:: Work item ::
Copy out each entry below verbatim, skipping the images.
···
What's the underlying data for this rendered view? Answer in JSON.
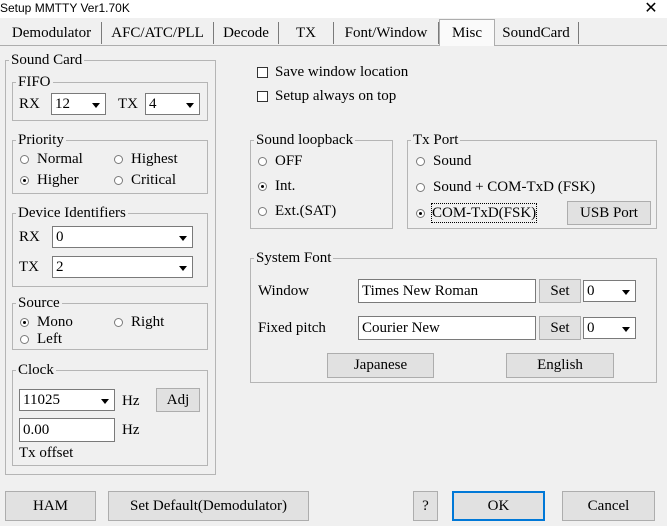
{
  "window": {
    "title": "Setup MMTTY Ver1.70K"
  },
  "tabs": [
    "Demodulator",
    "AFC/ATC/PLL",
    "Decode",
    "TX",
    "Font/Window",
    "Misc",
    "SoundCard"
  ],
  "sound_card": {
    "title": "Sound Card",
    "fifo": {
      "title": "FIFO",
      "rx_label": "RX",
      "rx_value": "12",
      "tx_label": "TX",
      "tx_value": "4"
    },
    "priority": {
      "title": "Priority",
      "options": [
        "Normal",
        "Highest",
        "Higher",
        "Critical"
      ],
      "selected": "Higher"
    },
    "device_identifiers": {
      "title": "Device Identifiers",
      "rx_label": "RX",
      "rx_value": "0",
      "tx_label": "TX",
      "tx_value": "2"
    },
    "source": {
      "title": "Source",
      "options": [
        "Mono",
        "Right",
        "Left"
      ],
      "selected": "Mono"
    },
    "clock": {
      "title": "Clock",
      "value": "11025",
      "unit": "Hz",
      "adj_label": "Adj",
      "offset_value": "0.00",
      "offset_unit": "Hz",
      "offset_label": "Tx offset"
    }
  },
  "options": {
    "save_window_location": "Save window location",
    "setup_always_on_top": "Setup always on top"
  },
  "sound_loopback": {
    "title": "Sound loopback",
    "options": [
      "OFF",
      "Int.",
      "Ext.(SAT)"
    ],
    "selected": "Int."
  },
  "tx_port": {
    "title": "Tx Port",
    "options": [
      "Sound",
      "Sound + COM-TxD (FSK)",
      "COM-TxD(FSK)"
    ],
    "selected": "COM-TxD(FSK)",
    "usb_port_label": "USB Port"
  },
  "system_font": {
    "title": "System Font",
    "window_label": "Window",
    "window_font": "Times New Roman",
    "window_set": "Set",
    "window_charset": "0",
    "fixed_label": "Fixed pitch",
    "fixed_font": "Courier New",
    "fixed_set": "Set",
    "fixed_charset": "0",
    "japanese_label": "Japanese",
    "english_label": "English"
  },
  "footer": {
    "ham": "HAM",
    "set_default": "Set Default(Demodulator)",
    "help": "?",
    "ok": "OK",
    "cancel": "Cancel"
  }
}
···
:: Result of the exercise ::
What's the underlying data for this rendered view? Answer in JSON.
{
  "window": {
    "title": "Setup MMTTY Ver1.70K"
  },
  "tabs": [
    "Demodulator",
    "AFC/ATC/PLL",
    "Decode",
    "TX",
    "Font/Window",
    "Misc",
    "SoundCard"
  ],
  "sound_card": {
    "title": "Sound Card",
    "fifo": {
      "title": "FIFO",
      "rx_label": "RX",
      "rx_value": "12",
      "tx_label": "TX",
      "tx_value": "4"
    },
    "priority": {
      "title": "Priority",
      "options": [
        "Normal",
        "Highest",
        "Higher",
        "Critical"
      ],
      "selected": "Higher"
    },
    "device_identifiers": {
      "title": "Device Identifiers",
      "rx_label": "RX",
      "rx_value": "0",
      "tx_label": "TX",
      "tx_value": "2"
    },
    "source": {
      "title": "Source",
      "options": [
        "Mono",
        "Right",
        "Left"
      ],
      "selected": "Mono"
    },
    "clock": {
      "title": "Clock",
      "value": "11025",
      "unit": "Hz",
      "adj_label": "Adj",
      "offset_value": "0.00",
      "offset_unit": "Hz",
      "offset_label": "Tx offset"
    }
  },
  "options": {
    "save_window_location": "Save window location",
    "setup_always_on_top": "Setup always on top"
  },
  "sound_loopback": {
    "title": "Sound loopback",
    "options": [
      "OFF",
      "Int.",
      "Ext.(SAT)"
    ],
    "selected": "Int."
  },
  "tx_port": {
    "title": "Tx Port",
    "options": [
      "Sound",
      "Sound + COM-TxD (FSK)",
      "COM-TxD(FSK)"
    ],
    "selected": "COM-TxD(FSK)",
    "usb_port_label": "USB Port"
  },
  "system_font": {
    "title": "System Font",
    "window_label": "Window",
    "window_font": "Times New Roman",
    "window_set": "Set",
    "window_charset": "0",
    "fixed_label": "Fixed pitch",
    "fixed_font": "Courier New",
    "fixed_set": "Set",
    "fixed_charset": "0",
    "japanese_label": "Japanese",
    "english_label": "English"
  },
  "footer": {
    "ham": "HAM",
    "set_default": "Set Default(Demodulator)",
    "help": "?",
    "ok": "OK",
    "cancel": "Cancel"
  }
}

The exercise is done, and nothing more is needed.